AIM OF THE TASK = What is needed is the whole of the data, set down exactly.

SUPPLIED RECORDS =
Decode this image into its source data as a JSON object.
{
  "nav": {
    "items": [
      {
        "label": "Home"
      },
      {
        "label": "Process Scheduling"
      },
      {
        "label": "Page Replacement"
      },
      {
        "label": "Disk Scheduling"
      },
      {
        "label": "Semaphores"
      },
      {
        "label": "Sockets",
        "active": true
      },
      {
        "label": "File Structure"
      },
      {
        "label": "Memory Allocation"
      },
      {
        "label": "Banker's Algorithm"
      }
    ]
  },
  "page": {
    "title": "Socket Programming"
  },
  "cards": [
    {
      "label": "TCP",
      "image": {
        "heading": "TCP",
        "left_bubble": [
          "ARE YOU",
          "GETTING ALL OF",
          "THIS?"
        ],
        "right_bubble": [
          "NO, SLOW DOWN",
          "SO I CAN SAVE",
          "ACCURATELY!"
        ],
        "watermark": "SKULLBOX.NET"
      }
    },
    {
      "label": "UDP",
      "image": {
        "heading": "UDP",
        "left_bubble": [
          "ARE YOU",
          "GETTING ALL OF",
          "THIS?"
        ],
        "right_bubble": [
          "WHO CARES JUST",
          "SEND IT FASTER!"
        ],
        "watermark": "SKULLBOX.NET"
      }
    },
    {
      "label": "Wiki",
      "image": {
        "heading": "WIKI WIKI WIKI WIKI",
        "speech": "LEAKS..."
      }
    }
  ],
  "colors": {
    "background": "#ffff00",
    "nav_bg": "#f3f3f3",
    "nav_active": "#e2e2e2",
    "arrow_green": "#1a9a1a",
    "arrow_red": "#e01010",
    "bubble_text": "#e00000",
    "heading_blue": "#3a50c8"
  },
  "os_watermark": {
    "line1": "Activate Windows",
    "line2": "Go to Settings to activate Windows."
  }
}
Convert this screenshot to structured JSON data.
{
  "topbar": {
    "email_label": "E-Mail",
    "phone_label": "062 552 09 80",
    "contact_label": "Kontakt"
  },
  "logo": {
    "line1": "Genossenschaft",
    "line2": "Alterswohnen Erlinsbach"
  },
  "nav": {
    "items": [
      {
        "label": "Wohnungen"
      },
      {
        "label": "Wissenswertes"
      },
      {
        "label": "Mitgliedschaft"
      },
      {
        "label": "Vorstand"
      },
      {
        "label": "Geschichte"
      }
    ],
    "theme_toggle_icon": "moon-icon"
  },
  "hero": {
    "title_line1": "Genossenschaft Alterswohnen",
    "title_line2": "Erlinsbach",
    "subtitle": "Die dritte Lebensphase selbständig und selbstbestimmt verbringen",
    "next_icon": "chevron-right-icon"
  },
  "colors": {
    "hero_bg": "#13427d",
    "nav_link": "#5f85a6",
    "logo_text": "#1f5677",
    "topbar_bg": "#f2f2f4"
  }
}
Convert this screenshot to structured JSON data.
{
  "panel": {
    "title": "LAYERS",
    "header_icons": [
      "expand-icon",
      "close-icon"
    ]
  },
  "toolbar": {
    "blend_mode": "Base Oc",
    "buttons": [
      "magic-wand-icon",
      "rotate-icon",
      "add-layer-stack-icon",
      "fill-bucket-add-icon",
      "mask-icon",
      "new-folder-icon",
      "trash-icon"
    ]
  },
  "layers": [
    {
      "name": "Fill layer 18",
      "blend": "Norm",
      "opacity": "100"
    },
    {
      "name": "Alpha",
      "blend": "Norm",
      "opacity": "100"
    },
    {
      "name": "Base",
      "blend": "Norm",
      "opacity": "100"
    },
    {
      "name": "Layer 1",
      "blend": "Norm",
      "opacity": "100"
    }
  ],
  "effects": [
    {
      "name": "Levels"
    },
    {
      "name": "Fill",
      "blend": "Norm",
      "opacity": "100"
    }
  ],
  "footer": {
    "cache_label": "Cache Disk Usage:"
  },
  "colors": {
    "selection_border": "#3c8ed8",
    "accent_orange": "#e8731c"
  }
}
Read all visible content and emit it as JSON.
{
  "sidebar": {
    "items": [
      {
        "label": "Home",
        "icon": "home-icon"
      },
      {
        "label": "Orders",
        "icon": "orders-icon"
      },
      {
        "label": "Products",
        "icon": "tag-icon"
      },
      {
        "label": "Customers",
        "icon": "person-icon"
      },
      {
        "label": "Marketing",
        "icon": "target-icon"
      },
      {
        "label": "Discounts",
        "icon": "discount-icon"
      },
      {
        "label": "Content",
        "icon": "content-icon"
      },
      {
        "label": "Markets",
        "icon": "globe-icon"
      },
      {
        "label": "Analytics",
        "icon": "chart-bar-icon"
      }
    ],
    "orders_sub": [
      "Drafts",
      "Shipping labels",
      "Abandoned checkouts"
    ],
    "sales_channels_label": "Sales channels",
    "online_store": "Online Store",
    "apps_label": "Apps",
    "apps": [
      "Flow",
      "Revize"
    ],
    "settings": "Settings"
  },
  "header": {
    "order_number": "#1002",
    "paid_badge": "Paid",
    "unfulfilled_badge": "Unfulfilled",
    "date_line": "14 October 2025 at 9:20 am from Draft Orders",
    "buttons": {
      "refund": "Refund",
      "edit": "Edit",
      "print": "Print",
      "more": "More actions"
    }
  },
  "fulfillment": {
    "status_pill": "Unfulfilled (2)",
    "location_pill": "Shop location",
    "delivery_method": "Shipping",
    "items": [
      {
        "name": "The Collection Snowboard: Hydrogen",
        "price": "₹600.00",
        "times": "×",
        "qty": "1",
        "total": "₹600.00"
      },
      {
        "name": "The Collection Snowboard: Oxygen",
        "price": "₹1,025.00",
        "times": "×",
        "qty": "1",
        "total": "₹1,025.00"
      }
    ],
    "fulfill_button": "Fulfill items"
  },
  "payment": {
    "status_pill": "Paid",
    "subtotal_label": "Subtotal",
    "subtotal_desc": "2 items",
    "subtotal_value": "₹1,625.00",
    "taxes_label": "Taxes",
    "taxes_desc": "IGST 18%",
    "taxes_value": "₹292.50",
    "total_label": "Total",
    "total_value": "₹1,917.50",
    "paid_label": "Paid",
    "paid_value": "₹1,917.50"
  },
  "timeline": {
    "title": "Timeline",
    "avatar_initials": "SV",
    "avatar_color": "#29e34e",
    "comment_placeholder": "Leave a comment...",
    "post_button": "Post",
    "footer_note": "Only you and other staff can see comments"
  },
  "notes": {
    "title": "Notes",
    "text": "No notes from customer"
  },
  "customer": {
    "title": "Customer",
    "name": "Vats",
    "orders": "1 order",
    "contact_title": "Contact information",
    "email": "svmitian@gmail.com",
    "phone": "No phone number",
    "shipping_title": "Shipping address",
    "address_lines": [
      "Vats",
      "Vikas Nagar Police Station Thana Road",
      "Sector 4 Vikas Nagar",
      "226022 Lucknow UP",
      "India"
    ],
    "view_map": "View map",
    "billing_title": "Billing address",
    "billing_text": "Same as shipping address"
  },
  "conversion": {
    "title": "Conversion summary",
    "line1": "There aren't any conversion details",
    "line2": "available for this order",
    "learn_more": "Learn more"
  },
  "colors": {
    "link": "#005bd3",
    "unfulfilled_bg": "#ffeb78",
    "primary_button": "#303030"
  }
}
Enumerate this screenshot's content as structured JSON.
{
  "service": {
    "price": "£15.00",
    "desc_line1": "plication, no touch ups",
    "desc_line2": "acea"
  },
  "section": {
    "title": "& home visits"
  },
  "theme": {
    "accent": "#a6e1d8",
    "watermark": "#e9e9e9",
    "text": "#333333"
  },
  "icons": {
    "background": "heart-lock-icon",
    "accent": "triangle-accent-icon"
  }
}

RESPONSE AREA =
Decode this image into its source data as a JSON object.
{
  "nav": {
    "items": [
      {
        "label": "Home"
      },
      {
        "label": "Process Scheduling"
      },
      {
        "label": "Page Replacement"
      },
      {
        "label": "Disk Scheduling"
      },
      {
        "label": "Semaphores"
      },
      {
        "label": "Sockets",
        "active": true
      },
      {
        "label": "File Structure"
      },
      {
        "label": "Memory Allocation"
      },
      {
        "label": "Banker's Algorithm"
      }
    ]
  },
  "page": {
    "title": "Socket Programming"
  },
  "cards": [
    {
      "label": "TCP",
      "image": {
        "heading": "TCP",
        "left_bubble": [
          "ARE YOU",
          "GETTING ALL OF",
          "THIS?"
        ],
        "right_bubble": [
          "NO, SLOW DOWN",
          "SO I CAN SAVE",
          "ACCURATELY!"
        ],
        "watermark": "SKULLBOX.NET"
      }
    },
    {
      "label": "UDP",
      "image": {
        "heading": "UDP",
        "left_bubble": [
          "ARE YOU",
          "GETTING ALL OF",
          "THIS?"
        ],
        "right_bubble": [
          "WHO CARES JUST",
          "SEND IT FASTER!"
        ],
        "watermark": "SKULLBOX.NET"
      }
    },
    {
      "label": "Wiki",
      "image": {
        "heading": "WIKI WIKI WIKI WIKI",
        "speech": "LEAKS..."
      }
    }
  ],
  "colors": {
    "background": "#ffff00",
    "nav_bg": "#f3f3f3",
    "nav_active": "#e2e2e2",
    "arrow_green": "#1a9a1a",
    "arrow_red": "#e01010",
    "bubble_text": "#e00000",
    "heading_blue": "#3a50c8"
  },
  "os_watermark": {
    "line1": "Activate Windows",
    "line2": "Go to Settings to activate Windows."
  }
}
Convert this screenshot to structured JSON data.
{
  "topbar": {
    "email_label": "E-Mail",
    "phone_label": "062 552 09 80",
    "contact_label": "Kontakt"
  },
  "logo": {
    "line1": "Genossenschaft",
    "line2": "Alterswohnen Erlinsbach"
  },
  "nav": {
    "items": [
      {
        "label": "Wohnungen"
      },
      {
        "label": "Wissenswertes"
      },
      {
        "label": "Mitgliedschaft"
      },
      {
        "label": "Vorstand"
      },
      {
        "label": "Geschichte"
      }
    ],
    "theme_toggle_icon": "moon-icon"
  },
  "hero": {
    "title_line1": "Genossenschaft Alterswohnen",
    "title_line2": "Erlinsbach",
    "subtitle": "Die dritte Lebensphase selbständig und selbstbestimmt verbringen",
    "next_icon": "chevron-right-icon"
  },
  "colors": {
    "hero_bg": "#13427d",
    "nav_link": "#5f85a6",
    "logo_text": "#1f5677",
    "topbar_bg": "#f2f2f4"
  }
}
Convert this screenshot to structured JSON data.
{
  "panel": {
    "title": "LAYERS",
    "header_icons": [
      "expand-icon",
      "close-icon"
    ]
  },
  "toolbar": {
    "blend_mode": "Base Oc",
    "buttons": [
      "magic-wand-icon",
      "rotate-icon",
      "add-layer-stack-icon",
      "fill-bucket-add-icon",
      "mask-icon",
      "new-folder-icon",
      "trash-icon"
    ]
  },
  "layers": [
    {
      "name": "Fill layer 18",
      "blend": "Norm",
      "opacity": "100"
    },
    {
      "name": "Alpha",
      "blend": "Norm",
      "opacity": "100"
    },
    {
      "name": "Base",
      "blend": "Norm",
      "opacity": "100"
    },
    {
      "name": "Layer 1",
      "blend": "Norm",
      "opacity": "100"
    }
  ],
  "effects": [
    {
      "name": "Levels"
    },
    {
      "name": "Fill",
      "blend": "Norm",
      "opacity": "100"
    }
  ],
  "footer": {
    "cache_label": "Cache Disk Usage:"
  },
  "colors": {
    "selection_border": "#3c8ed8",
    "accent_orange": "#e8731c"
  }
}
Read all visible content and emit it as JSON.
{
  "sidebar": {
    "items": [
      {
        "label": "Home",
        "icon": "home-icon"
      },
      {
        "label": "Orders",
        "icon": "orders-icon"
      },
      {
        "label": "Products",
        "icon": "tag-icon"
      },
      {
        "label": "Customers",
        "icon": "person-icon"
      },
      {
        "label": "Marketing",
        "icon": "target-icon"
      },
      {
        "label": "Discounts",
        "icon": "discount-icon"
      },
      {
        "label": "Content",
        "icon": "content-icon"
      },
      {
        "label": "Markets",
        "icon": "globe-icon"
      },
      {
        "label": "Analytics",
        "icon": "chart-bar-icon"
      }
    ],
    "orders_sub": [
      "Drafts",
      "Shipping labels",
      "Abandoned checkouts"
    ],
    "sales_channels_label": "Sales channels",
    "online_store": "Online Store",
    "apps_label": "Apps",
    "apps": [
      "Flow",
      "Revize"
    ],
    "settings": "Settings"
  },
  "header": {
    "order_number": "#1002",
    "paid_badge": "Paid",
    "unfulfilled_badge": "Unfulfilled",
    "date_line": "14 October 2025 at 9:20 am from Draft Orders",
    "buttons": {
      "refund": "Refund",
      "edit": "Edit",
      "print": "Print",
      "more": "More actions"
    }
  },
  "fulfillment": {
    "status_pill": "Unfulfilled (2)",
    "location_pill": "Shop location",
    "delivery_method": "Shipping",
    "items": [
      {
        "name": "The Collection Snowboard: Hydrogen",
        "price": "₹600.00",
        "times": "×",
        "qty": "1",
        "total": "₹600.00"
      },
      {
        "name": "The Collection Snowboard: Oxygen",
        "price": "₹1,025.00",
        "times": "×",
        "qty": "1",
        "total": "₹1,025.00"
      }
    ],
    "fulfill_button": "Fulfill items"
  },
  "payment": {
    "status_pill": "Paid",
    "subtotal_label": "Subtotal",
    "subtotal_desc": "2 items",
    "subtotal_value": "₹1,625.00",
    "taxes_label": "Taxes",
    "taxes_desc": "IGST 18%",
    "taxes_value": "₹292.50",
    "total_label": "Total",
    "total_value": "₹1,917.50",
    "paid_label": "Paid",
    "paid_value": "₹1,917.50"
  },
  "timeline": {
    "title": "Timeline",
    "avatar_initials": "SV",
    "avatar_color": "#29e34e",
    "comment_placeholder": "Leave a comment...",
    "post_button": "Post",
    "footer_note": "Only you and other staff can see comments"
  },
  "notes": {
    "title": "Notes",
    "text": "No notes from customer"
  },
  "customer": {
    "title": "Customer",
    "name": "Vats",
    "orders": "1 order",
    "contact_title": "Contact information",
    "email": "svmitian@gmail.com",
    "phone": "No phone number",
    "shipping_title": "Shipping address",
    "address_lines": [
      "Vats",
      "Vikas Nagar Police Station Thana Road",
      "Sector 4 Vikas Nagar",
      "226022 Lucknow UP",
      "India"
    ],
    "view_map": "View map",
    "billing_title": "Billing address",
    "billing_text": "Same as shipping address"
  },
  "conversion": {
    "title": "Conversion summary",
    "line1": "There aren't any conversion details",
    "line2": "available for this order",
    "learn_more": "Learn more"
  },
  "colors": {
    "link": "#005bd3",
    "unfulfilled_bg": "#ffeb78",
    "primary_button": "#303030"
  }
}
Enumerate this screenshot's content as structured JSON.
{
  "service": {
    "price": "£15.00",
    "desc_line1": "plication, no touch ups",
    "desc_line2": "acea"
  },
  "section": {
    "title": "& home visits"
  },
  "theme": {
    "accent": "#a6e1d8",
    "watermark": "#e9e9e9",
    "text": "#333333"
  },
  "icons": {
    "background": "heart-lock-icon",
    "accent": "triangle-accent-icon"
  }
}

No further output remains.